═════ PROVIDED RECORDS

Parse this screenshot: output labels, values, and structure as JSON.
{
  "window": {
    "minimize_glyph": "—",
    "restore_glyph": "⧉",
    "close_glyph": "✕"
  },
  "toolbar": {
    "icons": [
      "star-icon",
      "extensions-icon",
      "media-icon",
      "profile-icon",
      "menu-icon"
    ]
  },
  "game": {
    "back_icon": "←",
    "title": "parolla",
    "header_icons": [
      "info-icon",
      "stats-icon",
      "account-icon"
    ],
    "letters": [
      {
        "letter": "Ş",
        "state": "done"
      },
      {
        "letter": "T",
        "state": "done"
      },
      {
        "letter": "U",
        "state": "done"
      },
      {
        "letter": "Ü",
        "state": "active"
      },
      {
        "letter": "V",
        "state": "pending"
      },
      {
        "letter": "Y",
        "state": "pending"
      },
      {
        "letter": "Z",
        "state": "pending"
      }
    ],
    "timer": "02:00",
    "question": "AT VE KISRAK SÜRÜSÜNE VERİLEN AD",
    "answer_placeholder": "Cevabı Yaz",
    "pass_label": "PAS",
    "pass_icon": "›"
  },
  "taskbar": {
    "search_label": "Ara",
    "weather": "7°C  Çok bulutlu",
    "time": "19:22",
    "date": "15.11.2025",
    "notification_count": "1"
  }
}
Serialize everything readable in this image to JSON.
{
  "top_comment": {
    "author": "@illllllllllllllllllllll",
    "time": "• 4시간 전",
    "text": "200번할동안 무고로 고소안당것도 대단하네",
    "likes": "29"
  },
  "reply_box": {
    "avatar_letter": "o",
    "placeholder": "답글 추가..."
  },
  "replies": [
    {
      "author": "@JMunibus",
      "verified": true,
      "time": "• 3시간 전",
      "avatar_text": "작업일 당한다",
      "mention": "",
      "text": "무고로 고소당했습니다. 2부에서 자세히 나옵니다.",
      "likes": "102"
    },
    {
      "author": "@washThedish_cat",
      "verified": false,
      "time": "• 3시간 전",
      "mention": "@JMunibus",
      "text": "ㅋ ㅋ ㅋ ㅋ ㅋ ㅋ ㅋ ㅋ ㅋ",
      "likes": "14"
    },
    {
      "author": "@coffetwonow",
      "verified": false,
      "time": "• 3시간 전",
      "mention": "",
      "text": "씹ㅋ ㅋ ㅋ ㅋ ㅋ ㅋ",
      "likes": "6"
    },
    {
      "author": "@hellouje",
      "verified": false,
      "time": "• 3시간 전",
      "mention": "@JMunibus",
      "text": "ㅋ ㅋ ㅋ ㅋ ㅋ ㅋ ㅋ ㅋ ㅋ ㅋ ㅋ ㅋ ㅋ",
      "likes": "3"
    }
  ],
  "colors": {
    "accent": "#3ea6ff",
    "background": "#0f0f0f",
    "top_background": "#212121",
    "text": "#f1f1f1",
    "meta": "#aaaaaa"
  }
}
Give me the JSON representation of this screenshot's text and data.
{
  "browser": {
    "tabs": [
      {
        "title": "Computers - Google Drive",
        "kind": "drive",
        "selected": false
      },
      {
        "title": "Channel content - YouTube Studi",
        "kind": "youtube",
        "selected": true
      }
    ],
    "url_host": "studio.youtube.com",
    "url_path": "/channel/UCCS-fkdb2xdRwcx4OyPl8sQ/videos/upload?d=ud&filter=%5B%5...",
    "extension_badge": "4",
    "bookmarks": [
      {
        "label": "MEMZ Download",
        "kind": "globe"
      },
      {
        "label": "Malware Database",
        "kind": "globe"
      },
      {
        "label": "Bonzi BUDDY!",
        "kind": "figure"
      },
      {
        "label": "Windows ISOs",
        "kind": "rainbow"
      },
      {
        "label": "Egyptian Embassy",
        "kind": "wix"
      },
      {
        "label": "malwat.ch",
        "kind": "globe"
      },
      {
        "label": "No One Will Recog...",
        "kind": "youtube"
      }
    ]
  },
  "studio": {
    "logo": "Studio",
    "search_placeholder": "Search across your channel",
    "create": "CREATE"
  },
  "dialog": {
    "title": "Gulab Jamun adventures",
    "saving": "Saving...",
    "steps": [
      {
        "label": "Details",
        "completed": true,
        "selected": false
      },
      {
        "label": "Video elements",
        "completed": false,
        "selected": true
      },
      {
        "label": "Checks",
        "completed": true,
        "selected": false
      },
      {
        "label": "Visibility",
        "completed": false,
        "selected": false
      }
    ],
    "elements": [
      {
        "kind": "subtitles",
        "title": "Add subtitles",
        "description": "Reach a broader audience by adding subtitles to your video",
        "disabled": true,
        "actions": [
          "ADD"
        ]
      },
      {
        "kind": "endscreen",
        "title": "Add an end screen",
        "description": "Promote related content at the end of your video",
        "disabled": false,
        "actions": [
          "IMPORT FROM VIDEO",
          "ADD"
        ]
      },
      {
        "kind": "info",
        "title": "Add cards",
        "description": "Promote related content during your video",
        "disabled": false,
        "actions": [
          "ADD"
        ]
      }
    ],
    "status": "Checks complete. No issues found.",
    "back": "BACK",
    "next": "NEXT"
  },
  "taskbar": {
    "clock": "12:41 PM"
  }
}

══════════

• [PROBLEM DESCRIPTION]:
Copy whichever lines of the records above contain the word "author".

• [TASK ANSWER]:
    "author": "@illllllllllllllllllllll",
      "author": "@JMunibus",
      "author": "@washThedish_cat",
      "author": "@coffetwonow",
      "author": "@hellouje",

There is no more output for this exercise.